WHAT IS NEEDED:
Beginning at the line that contains "Parse this screenshot: output", repeat every line of the listing exactly through the final one.

:: PROVIDED MATERIAL ::

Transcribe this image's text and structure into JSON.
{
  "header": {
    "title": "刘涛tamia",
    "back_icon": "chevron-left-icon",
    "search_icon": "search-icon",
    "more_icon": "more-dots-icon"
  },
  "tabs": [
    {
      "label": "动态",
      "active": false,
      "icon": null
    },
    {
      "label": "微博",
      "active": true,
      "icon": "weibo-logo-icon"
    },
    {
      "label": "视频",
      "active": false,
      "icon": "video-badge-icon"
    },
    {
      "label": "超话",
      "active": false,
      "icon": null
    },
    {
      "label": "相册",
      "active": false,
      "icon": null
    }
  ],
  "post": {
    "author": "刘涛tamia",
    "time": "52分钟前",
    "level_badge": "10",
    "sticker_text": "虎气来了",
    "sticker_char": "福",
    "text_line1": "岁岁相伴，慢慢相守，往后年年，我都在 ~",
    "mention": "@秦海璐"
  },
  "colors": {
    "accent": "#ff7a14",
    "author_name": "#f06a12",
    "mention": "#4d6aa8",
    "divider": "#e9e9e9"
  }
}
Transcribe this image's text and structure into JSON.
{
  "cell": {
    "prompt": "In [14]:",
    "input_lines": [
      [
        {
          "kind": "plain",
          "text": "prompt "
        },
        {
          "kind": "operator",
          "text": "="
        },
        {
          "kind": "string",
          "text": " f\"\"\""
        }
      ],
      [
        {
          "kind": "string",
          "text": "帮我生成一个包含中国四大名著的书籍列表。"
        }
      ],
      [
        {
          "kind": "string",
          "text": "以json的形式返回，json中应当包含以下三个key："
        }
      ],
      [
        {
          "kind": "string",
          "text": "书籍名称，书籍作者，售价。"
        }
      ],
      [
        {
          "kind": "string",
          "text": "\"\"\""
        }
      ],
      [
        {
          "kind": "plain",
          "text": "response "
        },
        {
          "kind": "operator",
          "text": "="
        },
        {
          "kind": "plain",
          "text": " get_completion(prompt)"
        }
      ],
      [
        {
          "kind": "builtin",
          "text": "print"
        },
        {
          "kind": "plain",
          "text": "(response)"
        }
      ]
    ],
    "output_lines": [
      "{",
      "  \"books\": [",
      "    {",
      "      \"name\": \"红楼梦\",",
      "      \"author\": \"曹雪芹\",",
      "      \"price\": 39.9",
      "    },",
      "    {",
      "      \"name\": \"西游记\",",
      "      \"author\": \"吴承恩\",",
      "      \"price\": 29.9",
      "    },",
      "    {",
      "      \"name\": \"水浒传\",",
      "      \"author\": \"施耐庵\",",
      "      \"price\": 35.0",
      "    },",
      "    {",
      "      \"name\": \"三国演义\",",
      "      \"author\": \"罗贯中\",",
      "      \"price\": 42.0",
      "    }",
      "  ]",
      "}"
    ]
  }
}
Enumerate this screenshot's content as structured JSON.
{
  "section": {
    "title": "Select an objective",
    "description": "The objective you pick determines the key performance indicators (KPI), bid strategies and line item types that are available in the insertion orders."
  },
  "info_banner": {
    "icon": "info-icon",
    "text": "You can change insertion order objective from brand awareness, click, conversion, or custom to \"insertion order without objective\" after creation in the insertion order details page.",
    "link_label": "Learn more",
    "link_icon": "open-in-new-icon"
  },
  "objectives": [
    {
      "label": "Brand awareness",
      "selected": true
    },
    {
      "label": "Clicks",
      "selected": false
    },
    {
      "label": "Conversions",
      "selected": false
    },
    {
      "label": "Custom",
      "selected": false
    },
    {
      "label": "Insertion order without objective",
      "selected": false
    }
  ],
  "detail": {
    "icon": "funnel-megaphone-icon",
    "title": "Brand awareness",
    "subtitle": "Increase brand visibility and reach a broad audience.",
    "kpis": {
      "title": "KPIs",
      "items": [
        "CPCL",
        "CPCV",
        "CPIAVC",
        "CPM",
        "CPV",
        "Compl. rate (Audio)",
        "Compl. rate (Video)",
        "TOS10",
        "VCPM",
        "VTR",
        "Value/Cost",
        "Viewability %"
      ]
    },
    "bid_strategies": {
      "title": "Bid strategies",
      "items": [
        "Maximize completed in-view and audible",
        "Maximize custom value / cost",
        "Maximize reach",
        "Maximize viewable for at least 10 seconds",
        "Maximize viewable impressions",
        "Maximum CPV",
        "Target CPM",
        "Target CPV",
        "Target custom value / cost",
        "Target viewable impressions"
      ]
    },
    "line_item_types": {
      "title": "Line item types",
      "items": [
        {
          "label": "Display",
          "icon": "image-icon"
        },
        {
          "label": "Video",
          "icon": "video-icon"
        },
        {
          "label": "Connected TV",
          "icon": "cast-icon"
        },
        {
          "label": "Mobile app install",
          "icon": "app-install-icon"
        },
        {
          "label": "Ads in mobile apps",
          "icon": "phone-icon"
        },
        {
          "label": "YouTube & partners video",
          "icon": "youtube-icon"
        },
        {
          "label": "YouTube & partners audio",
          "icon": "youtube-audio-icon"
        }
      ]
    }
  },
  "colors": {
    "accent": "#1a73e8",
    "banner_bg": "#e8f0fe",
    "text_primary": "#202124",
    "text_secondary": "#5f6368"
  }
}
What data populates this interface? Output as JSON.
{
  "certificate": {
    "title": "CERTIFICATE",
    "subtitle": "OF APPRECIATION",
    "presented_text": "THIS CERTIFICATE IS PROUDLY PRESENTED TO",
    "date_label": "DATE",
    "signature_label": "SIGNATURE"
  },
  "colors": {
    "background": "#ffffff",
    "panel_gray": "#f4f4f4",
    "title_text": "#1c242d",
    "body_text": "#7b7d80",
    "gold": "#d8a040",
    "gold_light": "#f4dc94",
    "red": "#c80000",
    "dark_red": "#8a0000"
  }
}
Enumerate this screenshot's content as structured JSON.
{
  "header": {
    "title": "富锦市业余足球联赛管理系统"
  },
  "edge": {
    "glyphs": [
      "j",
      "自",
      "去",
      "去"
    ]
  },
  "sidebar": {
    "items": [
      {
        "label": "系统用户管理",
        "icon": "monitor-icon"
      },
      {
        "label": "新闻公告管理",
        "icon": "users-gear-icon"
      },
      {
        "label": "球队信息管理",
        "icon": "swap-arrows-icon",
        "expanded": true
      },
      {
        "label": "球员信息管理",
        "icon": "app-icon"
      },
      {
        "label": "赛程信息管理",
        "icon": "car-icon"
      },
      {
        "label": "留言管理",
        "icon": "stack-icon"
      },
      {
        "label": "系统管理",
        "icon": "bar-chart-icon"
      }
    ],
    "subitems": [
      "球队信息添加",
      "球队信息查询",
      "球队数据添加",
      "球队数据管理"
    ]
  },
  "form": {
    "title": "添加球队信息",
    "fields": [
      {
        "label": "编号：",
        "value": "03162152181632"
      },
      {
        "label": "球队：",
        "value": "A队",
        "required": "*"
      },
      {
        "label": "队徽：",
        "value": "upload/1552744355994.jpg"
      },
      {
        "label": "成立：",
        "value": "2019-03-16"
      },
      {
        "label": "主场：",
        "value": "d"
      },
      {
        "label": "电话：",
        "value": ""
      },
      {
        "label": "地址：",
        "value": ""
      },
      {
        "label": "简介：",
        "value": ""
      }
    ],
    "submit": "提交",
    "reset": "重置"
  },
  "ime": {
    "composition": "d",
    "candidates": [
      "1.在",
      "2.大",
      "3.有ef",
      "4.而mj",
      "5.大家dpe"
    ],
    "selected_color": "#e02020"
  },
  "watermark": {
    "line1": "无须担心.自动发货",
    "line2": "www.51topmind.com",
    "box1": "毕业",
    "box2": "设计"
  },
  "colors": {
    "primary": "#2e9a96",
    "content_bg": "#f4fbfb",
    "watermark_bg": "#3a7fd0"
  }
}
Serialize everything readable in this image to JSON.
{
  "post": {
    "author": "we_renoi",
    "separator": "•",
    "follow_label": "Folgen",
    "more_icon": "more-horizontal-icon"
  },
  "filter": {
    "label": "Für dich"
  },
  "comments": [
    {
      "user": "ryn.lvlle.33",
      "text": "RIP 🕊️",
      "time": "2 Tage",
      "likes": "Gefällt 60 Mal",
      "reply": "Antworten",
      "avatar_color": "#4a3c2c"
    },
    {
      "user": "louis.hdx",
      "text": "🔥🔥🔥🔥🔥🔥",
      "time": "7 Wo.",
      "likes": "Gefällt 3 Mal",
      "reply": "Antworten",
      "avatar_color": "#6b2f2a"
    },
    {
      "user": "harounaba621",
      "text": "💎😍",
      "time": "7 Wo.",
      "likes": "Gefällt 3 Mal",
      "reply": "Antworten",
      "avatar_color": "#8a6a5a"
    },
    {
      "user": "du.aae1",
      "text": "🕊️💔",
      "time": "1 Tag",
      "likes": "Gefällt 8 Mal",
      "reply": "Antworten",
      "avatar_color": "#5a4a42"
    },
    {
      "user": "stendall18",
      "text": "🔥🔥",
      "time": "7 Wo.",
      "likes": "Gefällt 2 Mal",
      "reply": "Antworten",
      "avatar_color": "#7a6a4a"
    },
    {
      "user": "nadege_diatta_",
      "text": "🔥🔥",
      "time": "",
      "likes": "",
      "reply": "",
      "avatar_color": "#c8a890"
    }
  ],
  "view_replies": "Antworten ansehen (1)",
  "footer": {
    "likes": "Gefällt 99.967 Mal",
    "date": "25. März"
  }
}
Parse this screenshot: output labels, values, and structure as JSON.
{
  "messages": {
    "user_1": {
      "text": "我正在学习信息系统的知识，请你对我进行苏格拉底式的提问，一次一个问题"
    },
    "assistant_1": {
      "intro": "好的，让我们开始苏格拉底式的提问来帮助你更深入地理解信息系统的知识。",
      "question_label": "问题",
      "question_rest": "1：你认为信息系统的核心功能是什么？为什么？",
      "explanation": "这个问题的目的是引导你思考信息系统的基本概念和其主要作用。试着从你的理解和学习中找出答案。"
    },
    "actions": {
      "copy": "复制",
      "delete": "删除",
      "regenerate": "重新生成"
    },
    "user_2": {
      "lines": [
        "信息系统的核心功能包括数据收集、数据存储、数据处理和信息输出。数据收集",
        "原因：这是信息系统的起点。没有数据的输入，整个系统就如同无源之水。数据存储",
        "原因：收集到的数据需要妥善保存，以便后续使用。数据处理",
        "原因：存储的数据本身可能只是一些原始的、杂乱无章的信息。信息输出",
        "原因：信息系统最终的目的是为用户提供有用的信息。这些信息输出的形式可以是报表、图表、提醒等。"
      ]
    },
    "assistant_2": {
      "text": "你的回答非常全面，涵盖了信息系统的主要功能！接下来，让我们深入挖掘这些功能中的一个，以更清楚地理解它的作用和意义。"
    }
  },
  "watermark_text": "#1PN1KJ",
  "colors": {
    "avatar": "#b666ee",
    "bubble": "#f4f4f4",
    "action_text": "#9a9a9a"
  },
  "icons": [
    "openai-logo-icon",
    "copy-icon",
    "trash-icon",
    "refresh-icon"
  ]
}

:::

EXERCISE OUTPUT:
Parse this screenshot: output labels, values, and structure as JSON.
{
  "messages": {
    "user_1": {
      "text": "我正在学习信息系统的知识，请你对我进行苏格拉底式的提问，一次一个问题"
    },
    "assistant_1": {
      "intro": "好的，让我们开始苏格拉底式的提问来帮助你更深入地理解信息系统的知识。",
      "question_label": "问题",
      "question_rest": "1：你认为信息系统的核心功能是什么？为什么？",
      "explanation": "这个问题的目的是引导你思考信息系统的基本概念和其主要作用。试着从你的理解和学习中找出答案。"
    },
    "actions": {
      "copy": "复制",
      "delete": "删除",
      "regenerate": "重新生成"
    },
    "user_2": {
      "lines": [
        "信息系统的核心功能包括数据收集、数据存储、数据处理和信息输出。数据收集",
        "原因：这是信息系统的起点。没有数据的输入，整个系统就如同无源之水。数据存储",
        "原因：收集到的数据需要妥善保存，以便后续使用。数据处理",
        "原因：存储的数据本身可能只是一些原始的、杂乱无章的信息。信息输出",
        "原因：信息系统最终的目的是为用户提供有用的信息。这些信息输出的形式可以是报表、图表、提醒等。"
      ]
    },
    "assistant_2": {
      "text": "你的回答非常全面，涵盖了信息系统的主要功能！接下来，让我们深入挖掘这些功能中的一个，以更清楚地理解它的作用和意义。"
    }
  },
  "watermark_text": "#1PN1KJ",
  "colors": {
    "avatar": "#b666ee",
    "bubble": "#f4f4f4",
    "action_text": "#9a9a9a"
  },
  "icons": [
    "openai-logo-icon",
    "copy-icon",
    "trash-icon",
    "refresh-icon"
  ]
}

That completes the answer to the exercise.